A Free Man

After landing in New York City, Frederick Douglass went on to Bedford, Massachusetts, where he arned his first actual money that no one could take from him. Douglass wrote, “To understand the emotion which swelled my heart as I clasped this money, realizing that I had no master who could take it from me,– that it was mine — that my hands were my own, and could earn more of the precious coin — one must have been in some sense himself a slave.”

The Underground Railroad

Douglass became an important part of the Underground Railroad, which helped fugitive slaves escape to freedom. The Underground Railroad was founded by a Quaker in 1787 as an objection to slavery. Other abolitionists, free blacks and white citizens, opened their homes, called stations, to slaves escaping to the North. Some even acted as “conductors”, going South and putting their own lives in great jeopardy to guide escaping slaves to the North (The Slave Trade by James Walvin). One of the most famous conductors was Harriet Tubman, a woman considered so dangerous to slaveowners that her capture was worth $40,000.

Douglass worked as a conductor on the Underground Railroad, as well as a station master in Rochester, New York.

A Writer and a Speaker

In 1841, William Lloyd Garrison, a Quaker and abolitionist, heard Frederick Douglass speak and arranged for him to become a lecturer for the American Anti-Slavery Society. Soon after, Douglass began publishing books and aryicles detailing the atrocities committed against him and all African-Americans. His most read writings include A Narrative of the Life Frederick Douglass, An American Slave (1845); “The Heroic Slave”, pulblished in Autographs for Freedom(1853); My Bondage and My Freedom (1855); The Life and Times of Frederick Douglass (1881).

Legacy

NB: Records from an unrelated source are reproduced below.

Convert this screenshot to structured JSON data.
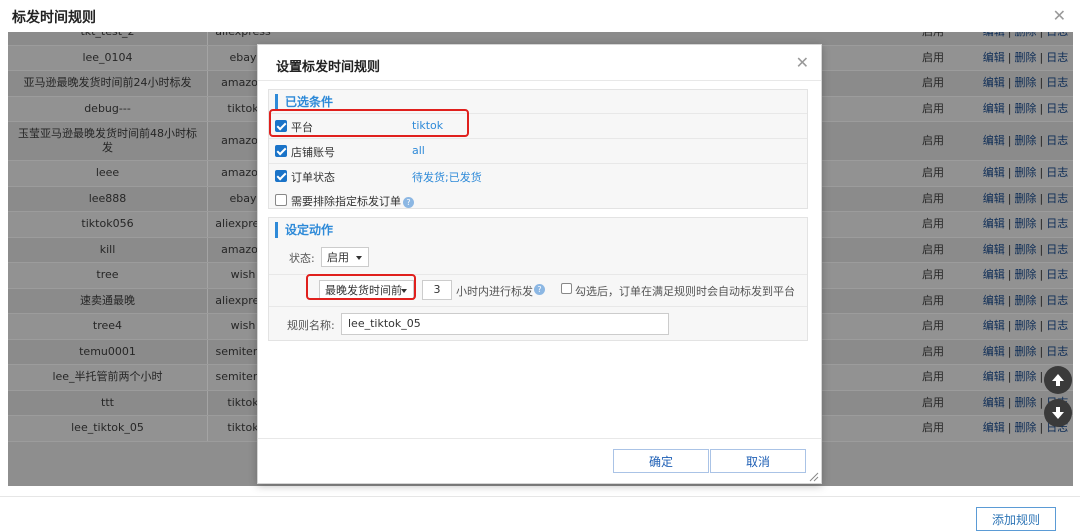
{
  "page": {
    "title": "标发时间规则"
  },
  "table": {
    "rows": [
      {
        "name": "tkt_test_2",
        "platform": "aliexpress",
        "status": "启用"
      },
      {
        "name": "lee_0104",
        "platform": "ebay",
        "status": "启用"
      },
      {
        "name": "亚马逊最晚发货时间前24小时标发",
        "platform": "amazon",
        "status": "启用"
      },
      {
        "name": "debug---",
        "platform": "tiktok",
        "status": "启用"
      },
      {
        "name": "玉莹亚马逊最晚发货时间前48小时标发",
        "platform": "amazon",
        "status": "启用",
        "tall": true
      },
      {
        "name": "leee",
        "platform": "amazon",
        "status": "启用"
      },
      {
        "name": "lee888",
        "platform": "ebay",
        "status": "启用"
      },
      {
        "name": "tiktok056",
        "platform": "aliexpress",
        "status": "启用"
      },
      {
        "name": "kill",
        "platform": "amazon",
        "status": "启用"
      },
      {
        "name": "tree",
        "platform": "wish",
        "status": "启用"
      },
      {
        "name": "速卖通最晚",
        "platform": "aliexpress",
        "status": "启用"
      },
      {
        "name": "tree4",
        "platform": "wish",
        "status": "启用"
      },
      {
        "name": "temu0001",
        "platform": "semitemu",
        "status": "启用"
      },
      {
        "name": "lee_半托管前两个小时",
        "platform": "semitemu",
        "status": "启用"
      },
      {
        "name": "ttt",
        "platform": "tiktok",
        "status": "启用"
      },
      {
        "name": "lee_tiktok_05",
        "platform": "tiktok",
        "status": "启用"
      }
    ],
    "ops": {
      "edit": "编辑",
      "delete": "删除",
      "log": "日志"
    }
  },
  "bottom": {
    "add_rule": "添加规则"
  },
  "modal": {
    "title": "设置标发时间规则",
    "selected_conditions": {
      "heading": "已选条件",
      "items": [
        {
          "label": "平台",
          "value": "tiktok",
          "checked": true
        },
        {
          "label": "店铺账号",
          "value": "all",
          "checked": true
        },
        {
          "label": "订单状态",
          "value": "待发货;已发货",
          "checked": true
        },
        {
          "label": "需要排除指定标发订单",
          "value": "",
          "checked": false
        }
      ]
    },
    "action": {
      "heading": "设定动作",
      "status_label": "状态:",
      "status_value": "启用",
      "time_select": "最晚发货时间前",
      "hours": "3",
      "hours_suffix": "小时内进行标发",
      "auto_check_label": "勾选后，订单在满足规则时会自动标发到平台",
      "rule_name_label": "规则名称:",
      "rule_name_value": "lee_tiktok_05"
    },
    "confirm": "确定",
    "cancel": "取消"
  },
  "colors": {
    "accent": "#2e8ad8",
    "highlight": "#e0201d",
    "link": "#1e5fb5"
  }
}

In addition to speaking and writing on behalf of black Americans, Frederick Douglass was also a staunch supporter of women’s rights. Douglass was also the first African American nominated for Vice President of the United States. He fathered five children with his wife Anna and was an ordained Episcopalian miniter. Frederick Douglass died of a heart attack in 1895 but he is celebrated as one of the most important figures in the anti-slavery movement and black history. It was merely 170 years ago that Frederick Douglass escaped to freedom, changing the United States forever.